Problem to solve:
Filter the entries for the string "coin". Copy each line that has it.

* * * * *

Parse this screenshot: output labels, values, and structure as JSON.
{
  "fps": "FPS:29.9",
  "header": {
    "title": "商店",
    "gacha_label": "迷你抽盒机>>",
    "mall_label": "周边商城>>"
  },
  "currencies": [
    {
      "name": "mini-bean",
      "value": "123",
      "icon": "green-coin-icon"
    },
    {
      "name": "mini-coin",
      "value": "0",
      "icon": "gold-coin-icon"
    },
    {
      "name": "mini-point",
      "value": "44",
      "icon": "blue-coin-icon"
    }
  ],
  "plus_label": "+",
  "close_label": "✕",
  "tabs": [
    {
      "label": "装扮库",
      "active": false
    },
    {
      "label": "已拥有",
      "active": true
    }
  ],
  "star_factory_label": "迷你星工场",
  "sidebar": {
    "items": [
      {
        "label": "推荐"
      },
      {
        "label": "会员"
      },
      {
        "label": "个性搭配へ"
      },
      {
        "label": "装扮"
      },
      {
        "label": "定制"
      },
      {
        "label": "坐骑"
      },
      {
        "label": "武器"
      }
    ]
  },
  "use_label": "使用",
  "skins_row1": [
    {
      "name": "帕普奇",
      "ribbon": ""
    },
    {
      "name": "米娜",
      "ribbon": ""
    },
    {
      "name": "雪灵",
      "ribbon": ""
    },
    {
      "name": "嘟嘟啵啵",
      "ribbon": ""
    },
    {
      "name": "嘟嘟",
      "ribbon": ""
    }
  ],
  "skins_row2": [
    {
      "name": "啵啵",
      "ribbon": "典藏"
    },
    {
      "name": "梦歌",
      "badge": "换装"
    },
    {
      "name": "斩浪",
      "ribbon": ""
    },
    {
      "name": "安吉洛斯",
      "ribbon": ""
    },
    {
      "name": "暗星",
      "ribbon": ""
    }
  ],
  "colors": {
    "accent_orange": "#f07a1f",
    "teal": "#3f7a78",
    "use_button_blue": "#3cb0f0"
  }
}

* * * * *

Output for this task:
      "icon": "green-coin-icon"
      "name": "mini-coin",
      "icon": "gold-coin-icon"
      "icon": "blue-coin-icon"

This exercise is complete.